Queen Elizabeth's diamond jubilee is set for June 2-5, and the merchandising… (Catharine Hamm / Los Angeles…)
Americans may be more enamored of the royal family than the Brits. There is something so delightfully, well, foreign about the concept, and something so endearingly stuffy about a monarch who is always perfectly groomed and a perfect lady.
As Californians, don't you long to see her in shorts and flip-flops just once? Probably not going to happen. But we imagine you'll see her in a slightly new light after you take this quiz about a queen who became queen only because her uncle abdicated to marry the woman he loved.
Here are some tidbits, with thanks to Encyclopedia Britannica, Kenneth Kidd's article in the Toronto Star and the official website of the British monarchy.
1. What are the queen's two middle names?
a. Agnes and Edith
b. Edith and Esther
c. Alexandra and Mary
d. Mary and Josephina
2. When she was 18, Princess Elizabeth met Susan. It was then that she discovered a true passion in life. Who or what was Susan?
a. A personal secretary who was multilingual and sparked Elizabeth's love of language
b. A corgi, a birthday gift and the first of many
c. Her first car, a 1944 Lanchester, which ignited in her a love of fast cars and country roads
d. Her personal cook, who instilled in her the need for proper nutrition as a key to long life
3. It is said that the queen never goes out without a retinue of four of these. What are they?
4. What is a dorgi and what does it have to do with the queen?
a. A form of Dutch origami, and she is said to have learned to fold intricate patterns of them at age 7
b. A British iPhone app, which stands for daily organizing, said to keep her on schedule
c. An ancient Indian instrument, sometimes spelled "dhorghi," which is played by plucking the strings
d. A cross between a dachshund and a corgi, and she is said to have five of them
5. Elizabeth’s mother is reported to have said this at one time: "The children will not leave unless I do. I shall not leave unless their father does, and the king will not leave the country in any circumstances whatsoever." When did she say this?
a. During a polio outbreak in the early '50s, when the royal family was urged to leave the country
b. During World War II, when it was thought the princesses might be sent to Canada
c. After the war, as rationing continued and violence broke out as people fought for necessities
d. After the abdication of Edward VIII and the coronation of King George VI, when a media frenzy erupted after it became clear that Elizabeth would one day be queen.
6. In a speech in November 1992, the queen said: "1992 is not a year on which I shall look back with undiluted pleasure. In the words of one of my more sympathetic correspondents, it has turned out to be an 'annus horribilis.'" To what was the queen referring?
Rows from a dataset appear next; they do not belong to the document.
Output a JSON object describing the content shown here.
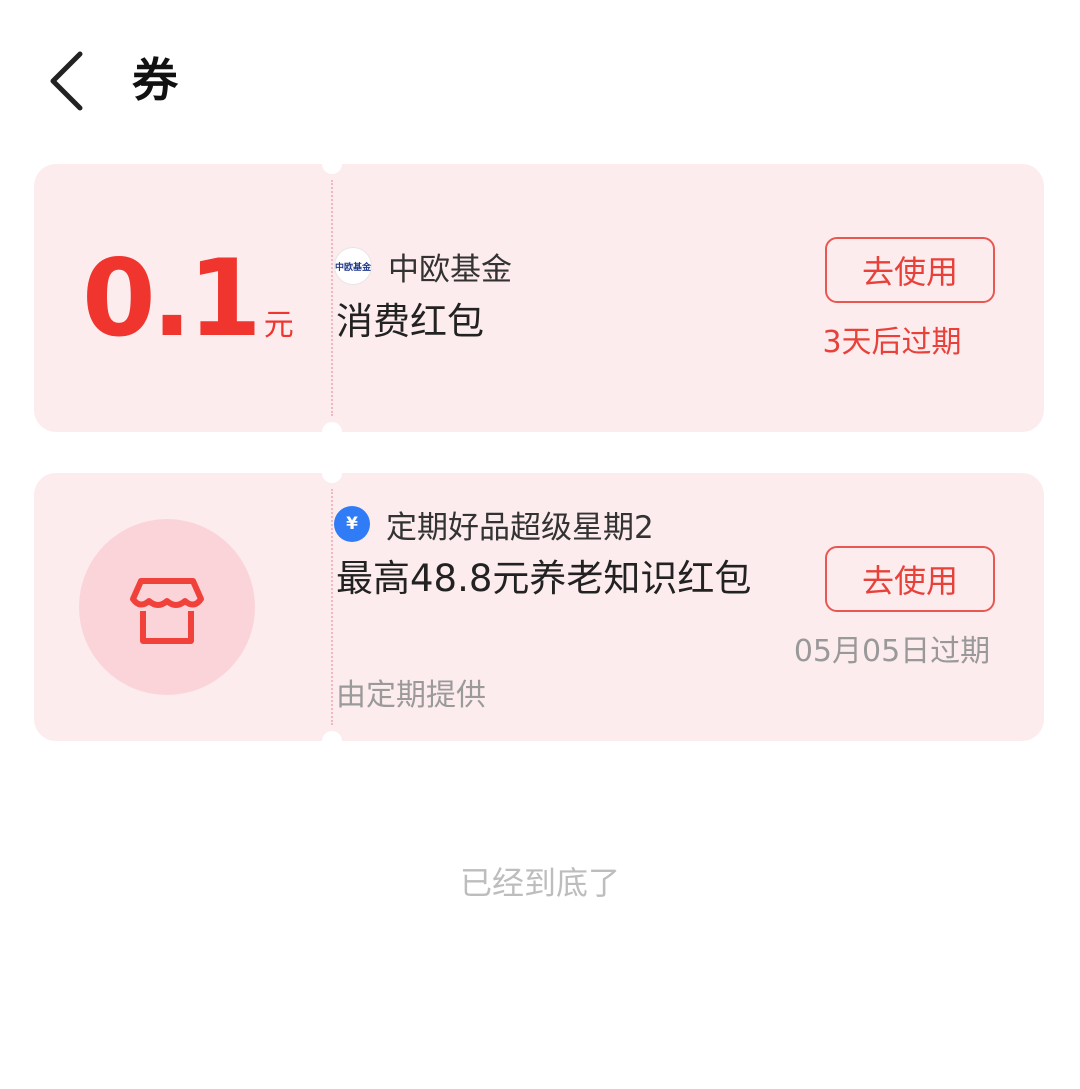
{
  "header": {
    "title": "券",
    "back_icon": "chevron-left-icon"
  },
  "coupons": [
    {
      "amount": "0.1",
      "unit": "元",
      "brand": "中欧基金",
      "brand_logo_text": "中欧基金",
      "name": "消费红包",
      "action": "去使用",
      "expiry": "3天后过期"
    },
    {
      "icon": "store-icon",
      "brand": "定期好品超级星期2",
      "brand_logo_text": "¥",
      "name": "最高48.8元养老知识红包",
      "provider": "由定期提供",
      "action": "去使用",
      "expiry": "05月05日过期"
    }
  ],
  "footer": {
    "end_text": "已经到底了"
  },
  "colors": {
    "accent": "#f0352e",
    "card_bg": "#fdecee",
    "muted": "#999999"
  }
}
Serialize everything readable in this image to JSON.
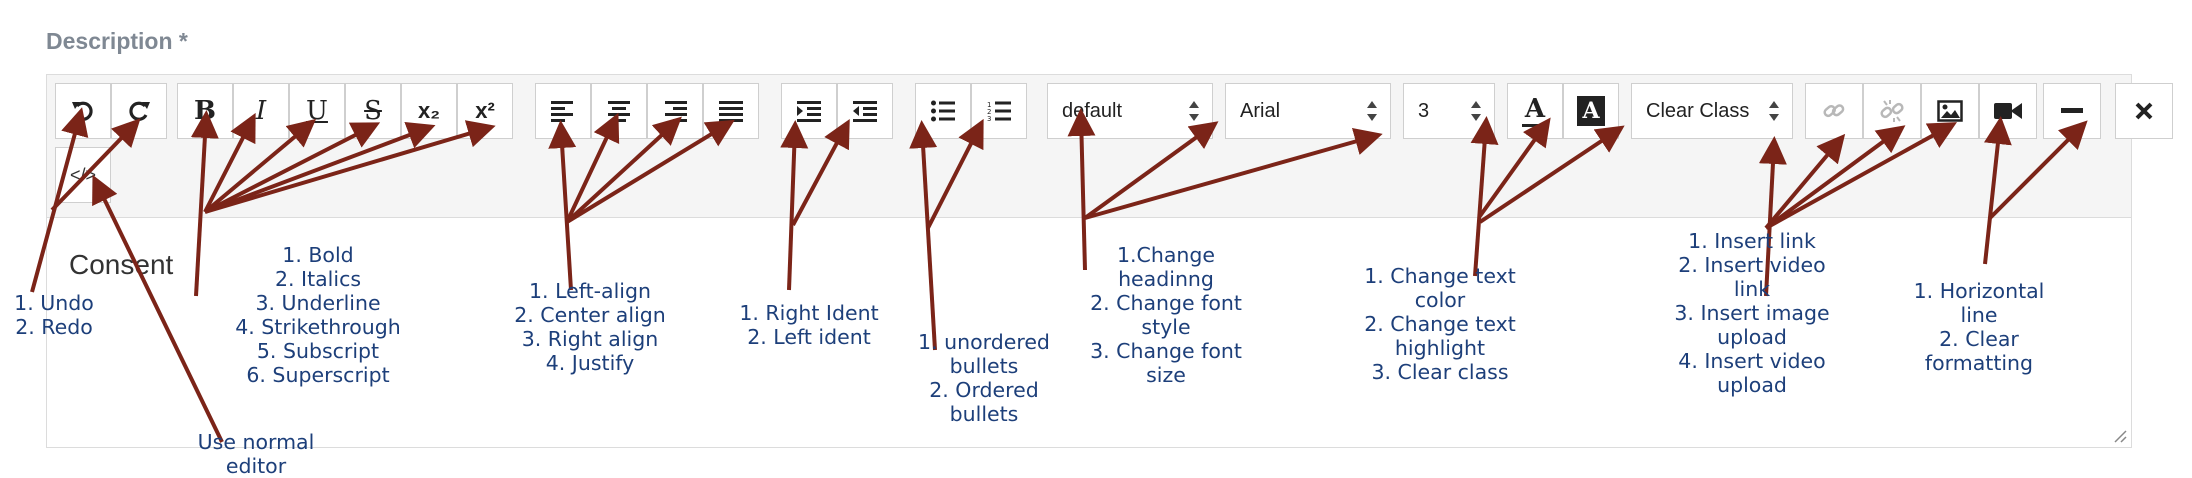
{
  "form": {
    "label": "Description *"
  },
  "toolbar": {
    "undo_icon": "undo-icon",
    "redo_icon": "redo-icon",
    "bold_label": "B",
    "italic_label": "I",
    "underline_label": "U",
    "strike_label": "S",
    "subscript_label": "x₂",
    "superscript_label": "x²",
    "heading_select": "default",
    "font_select": "Arial",
    "size_select": "3",
    "text_color_label": "A",
    "highlight_label": "A",
    "clear_class_select": "Clear Class",
    "code_view_label": "</>"
  },
  "content": {
    "text": "Consent"
  },
  "annotations": {
    "undo_redo": [
      "1. Undo",
      "2. Redo"
    ],
    "text_style": [
      "1. Bold",
      "2. Italics",
      "3. Underline",
      "4. Strikethrough",
      "5. Subscript",
      "6. Superscript"
    ],
    "alignment": [
      "1. Left-align",
      "2. Center align",
      "3. Right align",
      "4. Justify"
    ],
    "indent": [
      "1. Right Ident",
      "2. Left ident"
    ],
    "bullets": [
      "1. unordered",
      "bullets",
      "2. Ordered",
      "bullets"
    ],
    "font": [
      "1.Change",
      "headinng",
      "2. Change font",
      "style",
      "3. Change font",
      "size"
    ],
    "color": [
      "1. Change text",
      "color",
      "2. Change text",
      "highlight",
      "3. Clear class"
    ],
    "insert": [
      "1. Insert link",
      "2. Insert video",
      "link",
      "3. Insert image",
      "upload",
      "4. Insert video",
      "upload"
    ],
    "misc": [
      "1. Horizontal",
      "line",
      "2. Clear",
      "formatting"
    ],
    "code": [
      "Use normal",
      "editor"
    ]
  },
  "colors": {
    "arrow": "#7b2418",
    "annotation_text": "#1d3f7a",
    "label": "#7f8893"
  }
}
a. A series of unfortunate events, including a fire at Windsor Castle and her children's marital woes
b. An economic downturn that sent the unemployment rate skyrocketing to 17%
c. an IRA bombing of Harrods
d. The death of two of her beloved corgis
7. How many queens of England have there been since the Norman conquest?
8. The royal website says the queen visited Kentucky in 1984, 1986 and 1991. What was the purpose of those trips?
a. To pick out hats from the plethora associated with the Kentucky Derby
b. To sample the bourbon and choose a royal bourbon maker
c. To visit horse farms, another of her passions
d. To select bluegrass for the front lawn of Windsor Castle
The origins of "God Save the Queen," the British national anthem (not to be confused with the song by the Sex Pistols), are unclear, but the tune is not unfamiliar to Americans. (Think "My Country Tis of Thee.") Below are some stanzas with words missing. Fill in the blanks.
9. "God save our gracious queen,
"Long live our noble queen,
"God save the queen:
"Send her victorious,
"Happy and glorious,
"Long to reign (fill in one word here): "God save the queen.
b. Over us
c. Pater Notorious
10. Start of the second verse: "O Lord our God arise,
"Scatter her enemies, "And make them (fill in one word here)
11. Continuing the second verse: "Confound their politics,
Frustrate their knavish tricks,
"On Thee our hopes (fill in two words here):"God save us all
a. Still sticks
b. We fix
c. Will mix
c. And bricks
12. Beginning the third verse: "Thy choicest gifts in store,
"On her be pleased to pour; "Long may she (fill in one word here):
13. "May she defend our laws,
"And ever give us cause
"To sing with heart and (fill in one word here) "God save the queen."
14. When you meet the queen, you are to address her as:
a. Queen Elizabeth, head of the British Empire
b. Mrs. Mountbatten
c. Your Majesty and, later, ma'am
15. What is the official title of the queen?